The very opposite characterized the Democratic Transition of the late 1970s, which had been grounded in a keen awareness of the failures and crimes of the past and a determination that they not be repeated. As Paloma Aguilar, the leading researcher on the role of collective memory in these years, has written, “Few processes of political change have drawn such inspiration from the memory of the past, and from the lessons associated with it, as the Spanish case.” It would be difficult to find another instance in which awareness was greater. What was agreed upon was not “silence,” but an understanding that historical conflicts should be left to historians, and that politicians should not revive old grievances in their jostling for power.
Far from being “silent,” during the Democratic Transition historians and journalists were active in the extreme in all media, flooding the country with studies and accounts of the civil war and the Franco years that did not disguise the most atrocious aspects. The formerly defeated Republican army veterans were granted full recognition and pensions, with attendant honors. The Spanish state-sponsored official ceremonies of homage to fallen Republicans and former revolutionary leaders who were responsible for many atrocities returned to Spain amid public applause. Later, detailed and objective scholarly studies appeared which, though incomplete, for the first time placed accounts of the repressions by both sides on a more precise footing. All this was the opposite of “forgetting,” and it was much more careful and exact than the current agitation about historical memory, which is allergic to fact or serious research.
Communism is to historical study what strokes are to neurological function. Spain's opposition party has promised to repeal the law when they return to power.
May it be soon.
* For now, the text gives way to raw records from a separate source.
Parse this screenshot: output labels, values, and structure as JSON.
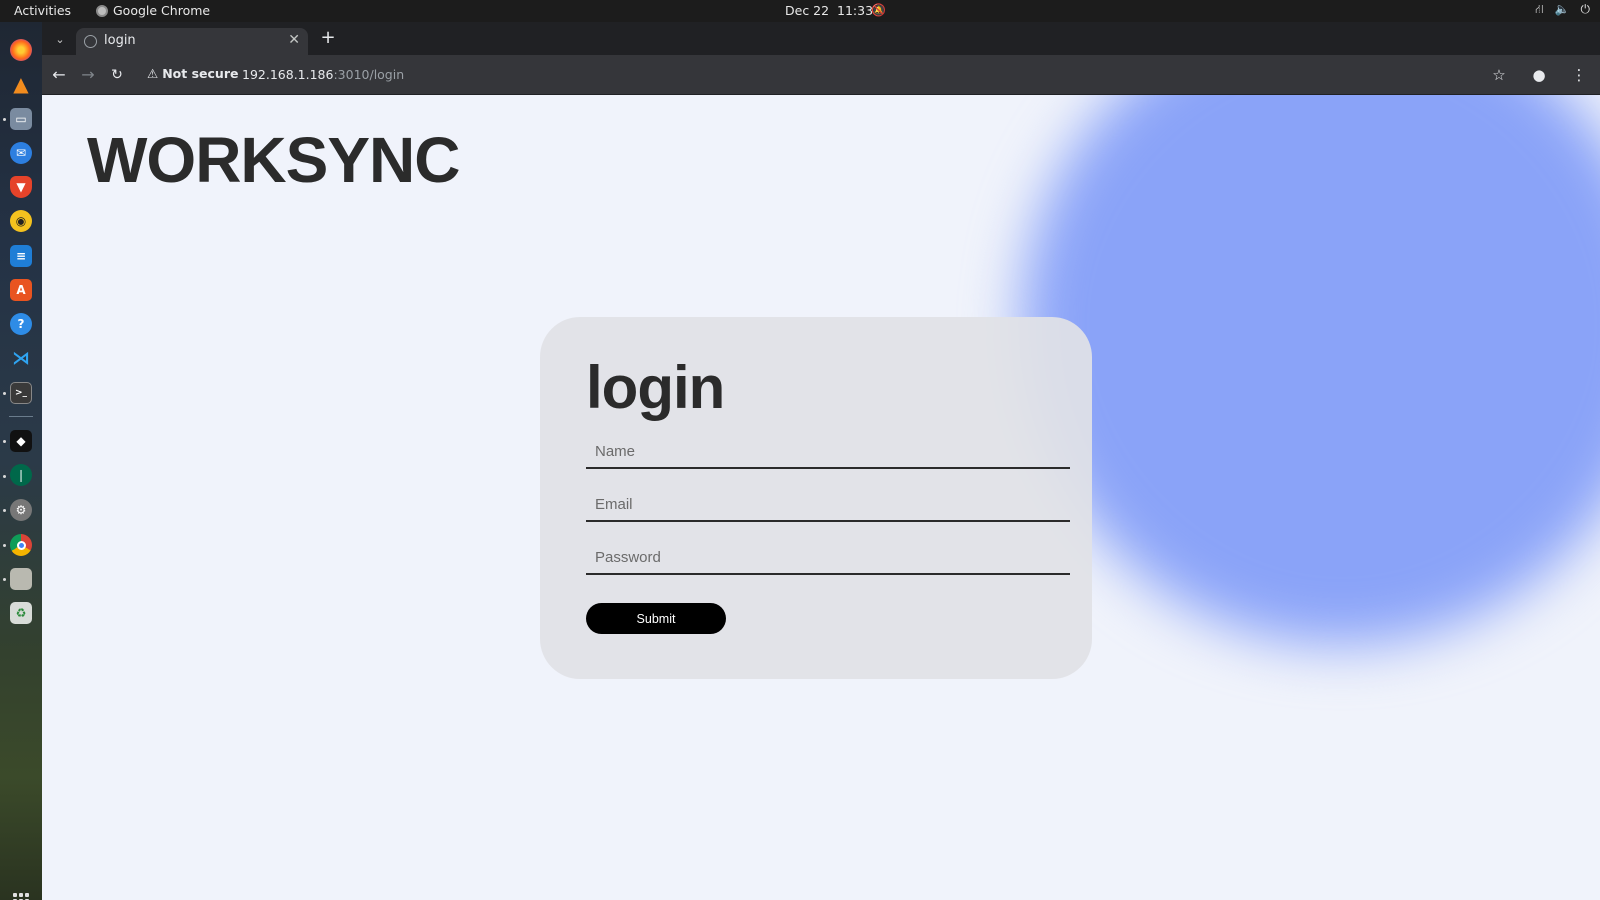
{
  "system_bar": {
    "activities": "Activities",
    "app_name": "Google Chrome",
    "date": "Dec 22",
    "time": "11:33"
  },
  "dock": {
    "items": [
      "firefox-icon",
      "vlc-icon",
      "files-icon",
      "thunderbird-icon",
      "brave-icon",
      "rhythmbox-icon",
      "writer-icon",
      "app-center-icon",
      "help-icon",
      "vscode-icon",
      "terminal-icon",
      "obsidian-icon",
      "mongodb-compass-icon",
      "settings-icon",
      "chrome-icon",
      "disk-icon",
      "trash-icon"
    ]
  },
  "browser": {
    "tab_title": "login",
    "security_label": "Not secure",
    "url_host": "192.168.1.186",
    "url_rest": ":3010/login"
  },
  "page": {
    "brand": "WORKSYNC",
    "form_title": "login",
    "name_placeholder": "Name",
    "email_placeholder": "Email",
    "password_placeholder": "Password",
    "submit_label": "Submit"
  },
  "colors": {
    "page_background": "#f0f3fb",
    "blob": "#8aa3f8",
    "card_background": "#e1e2e6",
    "submit_button": "#000000"
  }
}
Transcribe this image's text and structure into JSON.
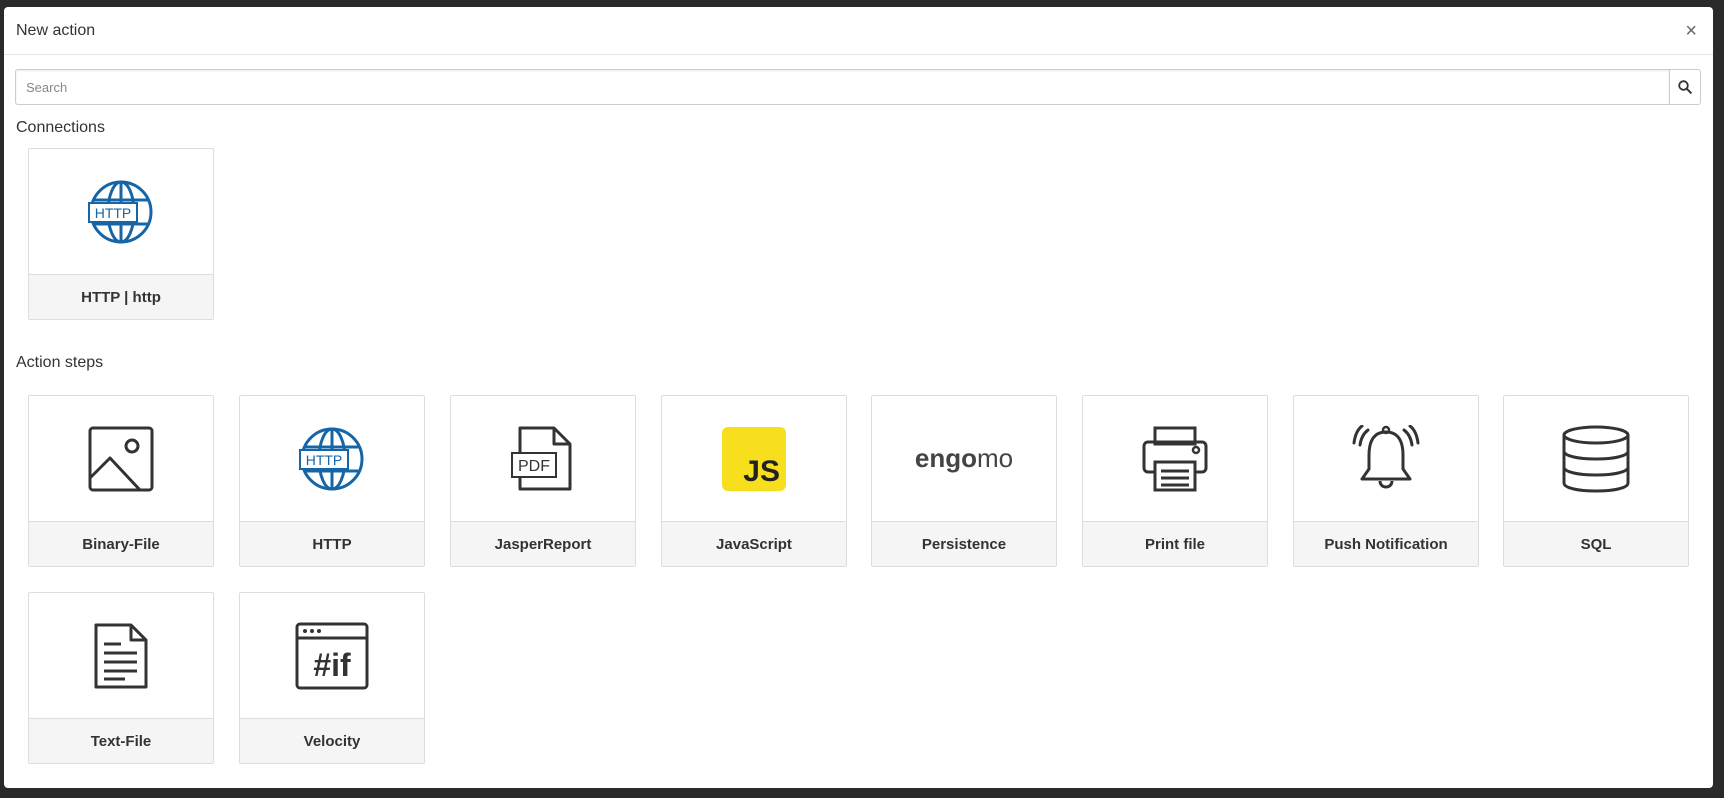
{
  "dialog": {
    "title": "New action",
    "close_label": "×"
  },
  "search": {
    "placeholder": "Search",
    "value": ""
  },
  "sections": {
    "connections": {
      "title": "Connections",
      "items": [
        {
          "label": "HTTP | http",
          "icon": "http-globe-icon"
        }
      ]
    },
    "action_steps": {
      "title": "Action steps",
      "items": [
        {
          "label": "Binary-File",
          "icon": "image-icon"
        },
        {
          "label": "HTTP",
          "icon": "http-globe-icon"
        },
        {
          "label": "JasperReport",
          "icon": "pdf-file-icon"
        },
        {
          "label": "JavaScript",
          "icon": "js-logo-icon",
          "icon_text": "JS"
        },
        {
          "label": "Persistence",
          "icon": "engomo-logo-icon",
          "logo_text_a": "engo",
          "logo_text_b": "mo"
        },
        {
          "label": "Print file",
          "icon": "printer-icon"
        },
        {
          "label": "Push Notification",
          "icon": "bell-icon"
        },
        {
          "label": "SQL",
          "icon": "database-icon"
        },
        {
          "label": "Text-File",
          "icon": "text-file-icon"
        },
        {
          "label": "Velocity",
          "icon": "velocity-template-icon",
          "icon_text": "#if"
        }
      ]
    }
  },
  "icon_text": {
    "http": "HTTP",
    "pdf": "PDF"
  },
  "colors": {
    "http_blue": "#1565a7",
    "js_yellow": "#f7df1e",
    "icon_dark": "#333333"
  }
}
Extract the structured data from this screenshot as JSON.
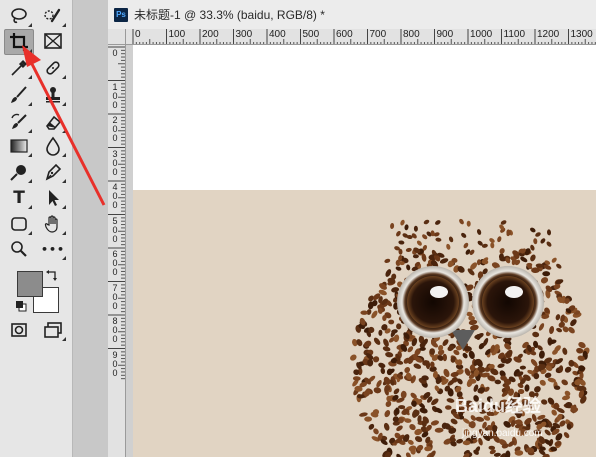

Weigel is a solid NO 'conservative Catholic'. Even they are upset at the heavy-handed, dictatorial tone of Traditionis Custodes. I think Francis poked the bear!
From Fr Z's Blog